The next learned that Jesus called the least and unlikely to himself and did not make someone’s morality a prerequisite for friendship. Jesus came “not to call the righteous, but sinners” and he challenges us to genuinely love and care for people as friends in this world because they’re made in his image and need the restoration and hope that only God can bring.
This week we learn that even as we are shaped by God to be more loving, generous and holy people as we follow him in faith, there will be people who oppose us because of the gospel’s and our allegiance to Jesus. Take a moment to read Matthew 10:34-39 and note anything that seems shocking about this passage of scripture.
What we see is that there is a paradox about Jesus that is presented here. We’re told that he did not “come to bring peace, but a sword”, but in other parts of scripture he is called our peace and the prince of peace. Likewise, we are commanded to seek peace, live peaceably with others and to pray for the unity of spirit in the bond of peace. Which is it…? Is Jesus for or against peace? How can Jesus be this ok with conflict?

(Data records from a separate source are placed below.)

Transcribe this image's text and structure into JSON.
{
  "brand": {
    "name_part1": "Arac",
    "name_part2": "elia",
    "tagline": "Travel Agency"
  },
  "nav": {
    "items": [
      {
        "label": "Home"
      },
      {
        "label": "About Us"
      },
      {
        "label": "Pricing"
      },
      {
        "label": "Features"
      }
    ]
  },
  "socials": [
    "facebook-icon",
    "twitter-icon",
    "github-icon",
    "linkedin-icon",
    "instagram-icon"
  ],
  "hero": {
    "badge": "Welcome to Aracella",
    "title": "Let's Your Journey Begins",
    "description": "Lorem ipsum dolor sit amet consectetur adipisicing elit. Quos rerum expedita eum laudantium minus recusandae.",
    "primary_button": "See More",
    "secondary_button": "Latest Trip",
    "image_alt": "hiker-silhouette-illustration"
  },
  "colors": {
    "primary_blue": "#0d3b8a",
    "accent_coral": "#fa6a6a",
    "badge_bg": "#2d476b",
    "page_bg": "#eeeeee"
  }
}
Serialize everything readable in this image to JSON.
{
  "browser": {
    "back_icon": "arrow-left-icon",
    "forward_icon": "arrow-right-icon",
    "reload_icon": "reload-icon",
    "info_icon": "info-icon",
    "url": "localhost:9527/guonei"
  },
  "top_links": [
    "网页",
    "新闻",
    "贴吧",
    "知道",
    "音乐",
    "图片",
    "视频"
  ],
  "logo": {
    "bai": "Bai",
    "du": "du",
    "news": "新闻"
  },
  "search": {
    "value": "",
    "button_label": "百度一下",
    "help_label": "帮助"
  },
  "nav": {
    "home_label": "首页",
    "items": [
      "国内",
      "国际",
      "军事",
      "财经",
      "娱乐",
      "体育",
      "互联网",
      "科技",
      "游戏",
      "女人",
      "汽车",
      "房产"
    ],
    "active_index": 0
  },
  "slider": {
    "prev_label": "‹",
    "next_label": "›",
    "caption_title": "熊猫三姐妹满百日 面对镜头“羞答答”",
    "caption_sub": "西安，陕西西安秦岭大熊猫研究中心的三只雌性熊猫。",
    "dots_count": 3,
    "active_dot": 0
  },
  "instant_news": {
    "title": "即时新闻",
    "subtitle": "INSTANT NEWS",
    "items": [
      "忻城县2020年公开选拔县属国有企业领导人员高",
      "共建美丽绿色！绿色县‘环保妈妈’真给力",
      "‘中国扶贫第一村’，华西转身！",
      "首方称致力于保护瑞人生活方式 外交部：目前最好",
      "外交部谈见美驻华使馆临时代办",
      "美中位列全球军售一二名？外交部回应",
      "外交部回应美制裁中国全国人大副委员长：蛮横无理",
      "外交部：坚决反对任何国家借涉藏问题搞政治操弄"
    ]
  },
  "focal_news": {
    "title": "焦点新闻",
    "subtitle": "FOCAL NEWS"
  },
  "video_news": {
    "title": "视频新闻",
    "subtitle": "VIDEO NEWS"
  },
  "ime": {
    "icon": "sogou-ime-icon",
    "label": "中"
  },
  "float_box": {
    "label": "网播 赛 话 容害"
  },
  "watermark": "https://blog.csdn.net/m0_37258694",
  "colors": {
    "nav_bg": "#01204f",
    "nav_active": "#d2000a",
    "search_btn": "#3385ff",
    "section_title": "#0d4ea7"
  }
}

What we learn from Jesus here is that our allegiance to him will bring division even among the closest relationships we have, family. Jesus is warning his disciples that there will be threats to our allegiance to him and one of those threats is when we start facing opposition from the people closest to us. Jesus gives us a practical warning, but he also addresses our hearts saying that we cannot love family more than him. To love family more than Jesus would be to make them the center of our life and not Christ, it would be functional denial of Jesus as our peace and our savior. God wants us to honor our father and mother and love our family well, but we do this best when we first and foremost love Jesus and have him at the center of our life.
This sermon and study will discuss the paradox of Jesus being the prince of peace and at the same time his statement about not coming to bring peace but a sword. Likewise, you’ll look at Matthew 10 and how Jesus prepares us for opposition in the world and confronts what we love most.
At your community group:
Spend 15-20 minutes sharing prayer requests and praying for one another.
How did the Spirit speak to you through the sermon and the scripture passage?
As a fun opening question for your group talk about: Favorite holiday coffee shop drink Pumpkin Spice Latte or Peppermint Hot Chocolate?
Jesus is called the Prince of Peace (Isaiah 9:6). Read Romans 5:1 and Ephesians 2:13-19. What kind of peace does Jesus bring?
Read Matthew 10:34-39 together as a group. What is Jesus main idea? Do you think this is still relevant in an individualistic culture like ours today?
Have you faced opposition or rejection to your faith in Jesus from people close to you? Has it been more active or passive resistance? How did you navigate that time and remain faithful to Jesus?
Read Matthew 10:26-33. How does Jesus teach us about God’s character in this passage and how does this motivate our faith and endurance through times where we’re opposed for our belief in Christ?
Read Romans 12:14-18, Matthew 5:9 and Proverbs 16:7. How can we be people who pursue peace with those who oppose us outside the community of faith based on these verses?
Read Ephesians 4:1-3. Why is division within the church so serious and what steps should you take to strive for the unity of the Spirit in the bond of peace?